Freeze-dried cauliflower has a mild flavor and an ability to blend easily to make favorite foods such as spaghetti, mac ’n cheese, and cakes with high nutritional benefits. It is low in calories, high in vitamin C, and a good source of folic acid and fiber. Heat treating the cauliflower before drying may be necessary for some formulations in order to reduces its natural sulfurous notes.
Pineapple pomace, steamed under pressure and freeze-dried or air-dried, is a dietary fiber concentrate with processing and organoleptic properties particularly suitable for processed meats. In sausage and other comminuted meat applications, pineapple pomace fiber offers bulking of the sausage base without negatively affecting the shear force texture or bite quality during eating, or shrinkage during cooking.
Ignited by the demand for products to meet such stringencies as clean label, sustainable, fair trade, natural, non-GMO, and gluten-free parameters, ingredient developers will continue to explore the countless species of edible grains, seeds, roots, and tubers to introduce more such starches and fibers into mainstream use. The diversity of plants used as food on six continents promises thousands of such prospects.
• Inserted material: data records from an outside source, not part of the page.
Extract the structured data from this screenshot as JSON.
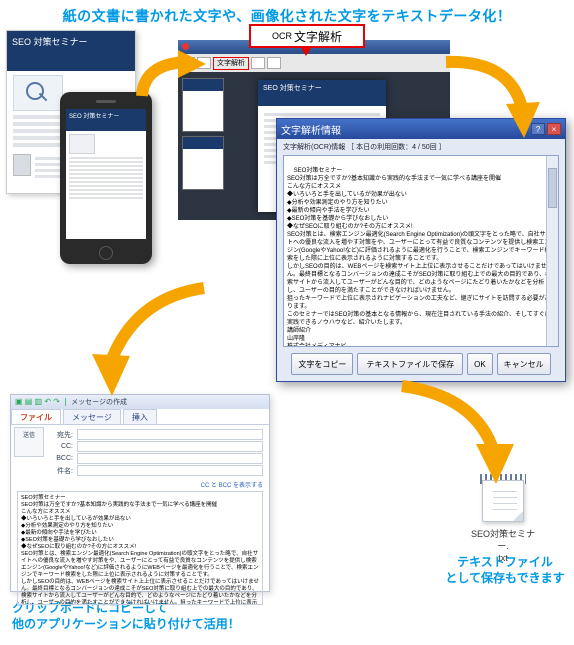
{
  "headline": "紙の文書に書かれた文字や、画像化された文字をテキストデータ化！",
  "ocr_label_small": "OCR",
  "ocr_label": "文字解析",
  "doc_title": "SEO 対策セミナー",
  "phone_title": "SEO 対策セミナー",
  "editor": {
    "toolbar_ocr": "文字解析",
    "page_title": "SEO 対策セミナー"
  },
  "dialog": {
    "title": "文字解析情報",
    "info_prefix": "文字解析(OCR)情報",
    "info_count": "［ 本日の利用回数：4 / 50回 ］",
    "text": "SEO対策セミナー\nSEO対策は万全ですか?基本知識から実践的な手法まで一気に学べる講座を開催\nこんな方にオススメ\n◆いろいろと手を出しているが効果が出ない\n◆分析や効果測定のやり方を知りたい\n◆最新の傾向や手法を学びたい\n◆SEO対策を基礎から学びなおしたい\n◆なぜSEOに取り組むのか?その方にオススメ!\nSEO対策とは、検索エンジン最適化(Search Engine Optimization)の頭文字をとった略で、自社サイトへの優良な流入を増やす対策をや、ユーザーにとって有益で良質なコンテンツを提供し検索エンジン(GoogleやYahoo!など)に評価されるように最適化を行うことで、検索エンジンでキーワード検索をした際に上位に表示されるように対策することです。\nしかしSEOの目的は、WEBページを検索サイト上上位に表示させることだけであってはいけません。最終目標となるコンバージョンの達成こそがSEO対策に取り組む上での最大の目的であり、検索サイトから流入してユーザーがどんな目的で、どのようなページにたどり着いたかなどを分析し、ユーザーの目的を満たすことができなければいけません。\n狙ったキーワードで上位に表示されナビゲーションの工夫など、継ぎにサイトを訪問する必要があります。\nこのセミナーではSEO対策の基本となる情報から、現在注目されている手法の紹介、そしてすぐに実践できるノウハウなど、紹介いたします。\n講師紹介\n山岸隆\n株式会社メディアナビ",
    "btn_copy": "文字をコピー",
    "btn_save": "テキストファイルで保存",
    "btn_ok": "OK",
    "btn_cancel": "キャンセル"
  },
  "mail": {
    "window_title": "メッセージの作成",
    "tab_file": "ファイル",
    "tab_msg": "メッセージ",
    "tab_ins": "挿入",
    "send": "送信",
    "to": "宛先:",
    "cc": "CC:",
    "bcc": "BCC:",
    "subj": "件名:",
    "cclink": "CC と BCC を表示する",
    "body": "SEO対策セミナー\nSEO対策は万全ですか?基本知識から実践的な手法まで一気に学べる講座を開催\nこんな方にオススメ\n◆いろいろと手を出しているが効果が出ない\n◆分析や効果測定のやり方を知りたい\n◆最新の傾向や手法を学びたい\n◆SEO対策を基礎から学びなおしたい\n◆なぜSEOに取り組むのか?その方にオススメ!\nSEO対策とは、検索エンジン最適化(Search Engine Optimization)の頭文字をとった略で、自社サイトへの優良な流入を増やす対策をや、ユーザーにとって有益で良質なコンテンツを提供し検索エンジン(GoogleやYahoo!など)に評価されるようにWEBページを最適化を行うことで、検索エンジンでキーワード検索をした際に上位に表示されるように対策することです。\nしかしSEOの目的は、WEBページを検索サイト上上位に表示させることだけであってはいけません。最終目標となるコンバージョンの達成こそがSEO対策に取り組む上での最大の目的であり、検索サイトから流入してユーザーがどんな目的で、どのようなページにたどり着いたかなどを分析し、ユーザーの目的を満たすことができなければいけません。狙ったキーワードで上位に表示されたり、魅せるものなど、ユーザーの目的を満たすことに満足していただくために、サイトの運営や狙ったキーワードを移動しやすい構成、ナビゲーションの工夫など、継ぎにサイトを訪れてもらう必"
  },
  "txtfile": {
    "line1": "SEO対策セミナー.",
    "line2": "txt"
  },
  "caption_clipboard_l1": "クリップボードにコピーして",
  "caption_clipboard_l2": "他のアプリケーションに貼り付けて活用！",
  "caption_textfile_l1": "テキストファイル",
  "caption_textfile_l2": "として保存もできます"
}
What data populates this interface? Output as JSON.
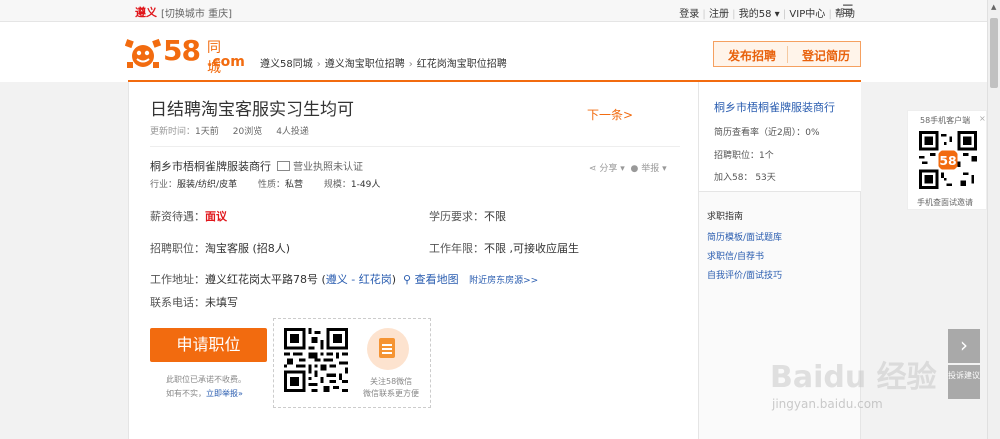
{
  "topbar": {
    "city": "遵义",
    "switch": "[切换城市  重庆]",
    "links": [
      "登录",
      "注册",
      "我的58 ▾",
      "VIP中心",
      "帮助"
    ],
    "menu_icon": "menu-icon"
  },
  "header": {
    "logo_num": "58",
    "logo_tc": "同城",
    "logo_com": ".com",
    "breadcrumb": [
      "遵义58同城",
      "遵义淘宝职位招聘",
      "红花岗淘宝职位招聘"
    ],
    "post_job": "发布招聘",
    "register_resume": "登记简历",
    "accent": "#f26b0f"
  },
  "job": {
    "title": "日结聘淘宝客服实习生均可",
    "next": "下一条>",
    "update_label": "更新时间：",
    "update_value": "1天前",
    "views": "20浏览",
    "applies": "4人投递",
    "company": "桐乡市梧桐雀牌服装商行",
    "license": "营业执照未认证",
    "share": "分享 ▾",
    "report": "举报 ▾",
    "industry_label": "行业：",
    "industry": "服装/纺织/皮革",
    "nature_label": "性质：",
    "nature": "私营",
    "scale_label": "规模：",
    "scale": "1-49人",
    "salary_label": "薪资待遇：",
    "salary": "面议",
    "edu_label": "学历要求：",
    "edu": "不限",
    "position_label": "招聘职位：",
    "position": "淘宝客服 (招8人)",
    "exp_label": "工作年限：",
    "exp": "不限 ,可接收应届生",
    "address_label": "工作地址：",
    "address": "遵义红花岗太平路78号 (",
    "address_area": "遵义 - 红花岗",
    "address_close": ")",
    "map": "查看地图",
    "nearby": "附近房东房源>>",
    "phone_label": "联系电话：",
    "phone": "未填写",
    "apply_button": "申请职位",
    "note1": "此职位已承诺不收费。",
    "note2_pre": "如有不实，",
    "note2_link": "立即举报»",
    "wechat1": "关注58微信",
    "wechat2": "微信联系更方便"
  },
  "sidebar": {
    "company": "桐乡市梧桐雀牌服装商行",
    "resume_rate": "简历查看率（近2周）：0%",
    "jobs": "招聘职位：1个",
    "joined": "加入58：  53天",
    "guide_title": "求职指南",
    "guides": [
      "简历模板/面试题库",
      "求职信/自荐书",
      "自我评价/面试技巧"
    ]
  },
  "float": {
    "app_title": "58手机客户端",
    "app_close": "×",
    "app_bottom": "手机查面试邀请",
    "arrow": "›",
    "feedback": "投诉建议"
  },
  "watermark": {
    "main": "Baidu 经验",
    "sub": "jingyan.baidu.com"
  }
}
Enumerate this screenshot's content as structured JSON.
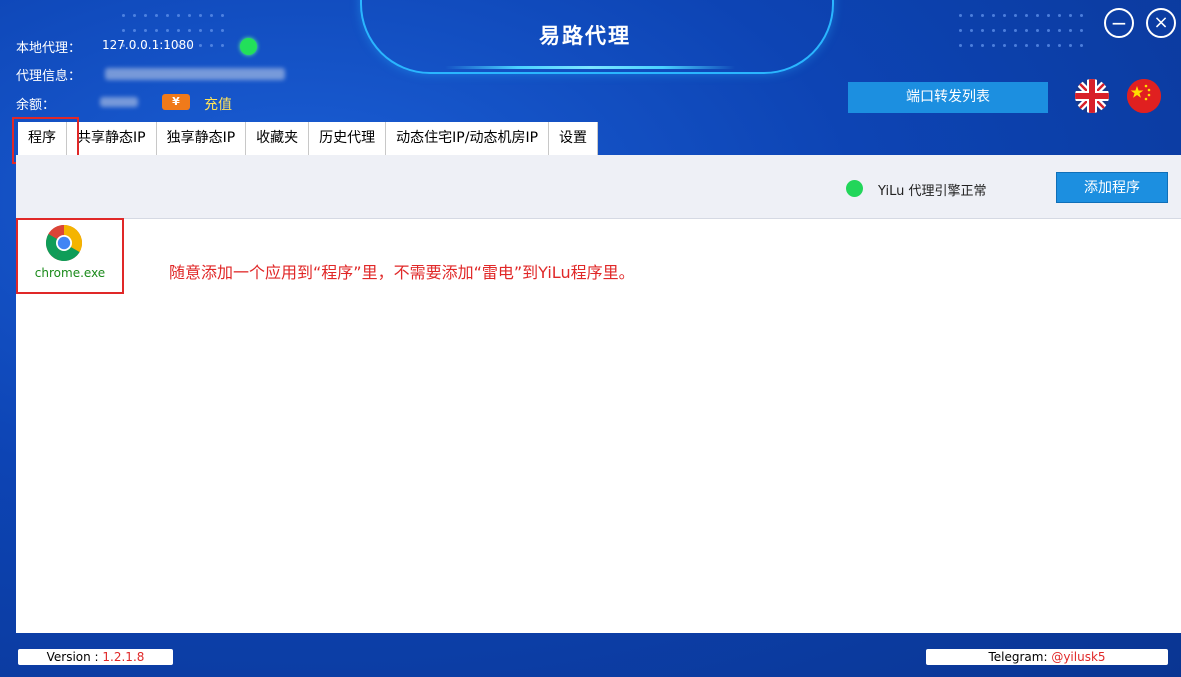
{
  "window": {
    "title": "易路代理",
    "minimize_icon": "minus-circle-icon",
    "close_icon": "x-circle-icon"
  },
  "info": {
    "local_proxy_label": "本地代理：",
    "local_proxy_value": "127.0.0.1:1080",
    "proxy_info_label": "代理信息：",
    "balance_label": "余额：",
    "currency_symbol": "¥",
    "recharge_label": "充值"
  },
  "toolbar_top": {
    "port_forward_label": "端口转发列表",
    "flags": [
      "uk-flag-icon",
      "china-flag-icon"
    ]
  },
  "tabs": [
    {
      "label": "程序",
      "active": true
    },
    {
      "label": "共享静态IP",
      "active": false
    },
    {
      "label": "独享静态IP",
      "active": false
    },
    {
      "label": "收藏夹",
      "active": false
    },
    {
      "label": "历史代理",
      "active": false
    },
    {
      "label": "动态住宅IP/动态机房IP",
      "active": false
    },
    {
      "label": "设置",
      "active": false
    }
  ],
  "panel": {
    "engine_status": "YiLu 代理引擎正常",
    "add_program_label": "添加程序",
    "apps": [
      {
        "name": "chrome.exe",
        "icon": "chrome-icon"
      }
    ],
    "note": "随意添加一个应用到“程序”里，不需要添加“雷电”到YiLu程序里。"
  },
  "footer": {
    "version_label": "Version : ",
    "version_value": "1.2.1.8",
    "telegram_label": "Telegram: ",
    "telegram_value": "@yilusk5"
  },
  "colors": {
    "background": "#0d44b4",
    "accent_blue": "#1c8fe0",
    "status_green": "#22e05a",
    "highlight_red": "#e02828",
    "recharge_yellow": "#ffe259"
  }
}
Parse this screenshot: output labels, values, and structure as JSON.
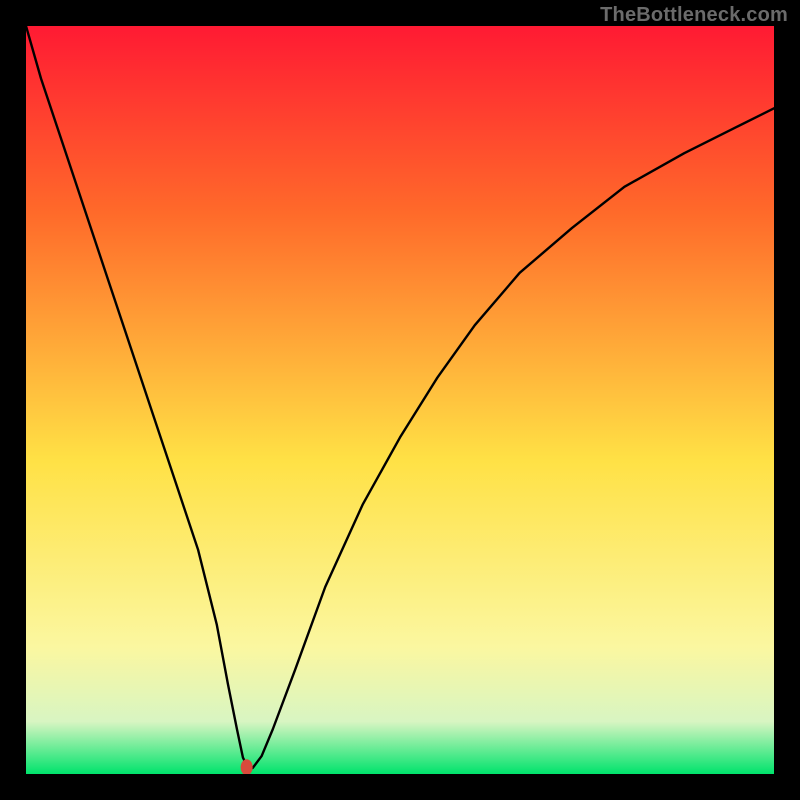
{
  "watermark": "TheBottleneck.com",
  "chart_data": {
    "type": "line",
    "title": "",
    "xlabel": "",
    "ylabel": "",
    "xlim": [
      0,
      100
    ],
    "ylim": [
      0,
      100
    ],
    "grid": false,
    "gradient_colors": {
      "top": "#ff1a33",
      "mid_top": "#ff6a2a",
      "mid": "#ffe145",
      "mid_low": "#fbf7a0",
      "low": "#d8f5c2",
      "bottom": "#00e36c"
    },
    "series": [
      {
        "name": "bottleneck-curve",
        "color": "#000000",
        "x": [
          0,
          2,
          5,
          8,
          11,
          14,
          17,
          20,
          23,
          25.5,
          27,
          28.2,
          29,
          29.7,
          30.3,
          31.5,
          33,
          36,
          40,
          45,
          50,
          55,
          60,
          66,
          73,
          80,
          88,
          95,
          100
        ],
        "values": [
          100,
          93,
          84,
          75,
          66,
          57,
          48,
          39,
          30,
          20,
          12,
          6,
          2.2,
          0.8,
          0.8,
          2.4,
          6,
          14,
          25,
          36,
          45,
          53,
          60,
          67,
          73,
          78.5,
          83,
          86.5,
          89
        ]
      }
    ],
    "marker": {
      "name": "min-point",
      "x": 29.5,
      "y": 0.9,
      "color": "#d84a3c",
      "rx": 6,
      "ry": 8
    }
  }
}
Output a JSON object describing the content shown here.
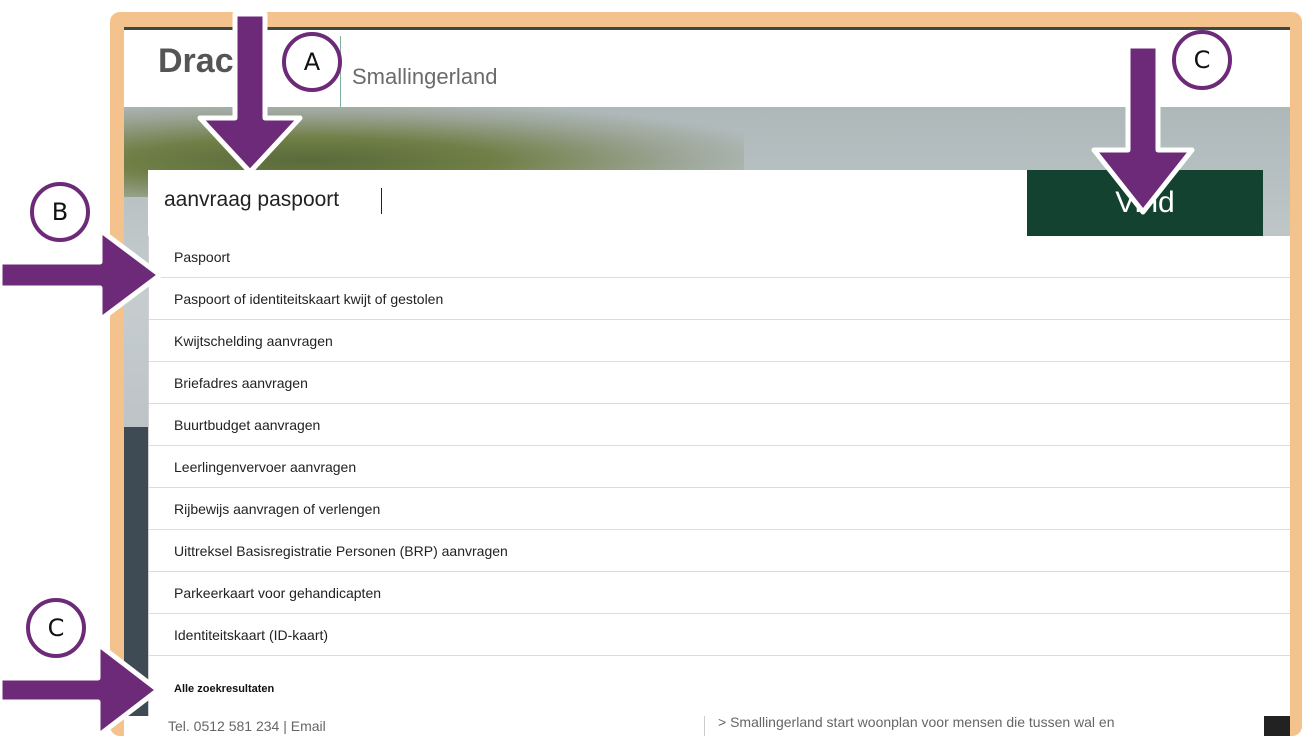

Originally appeared in the December 2019 issue of Prepared Foods as Heavy Starch.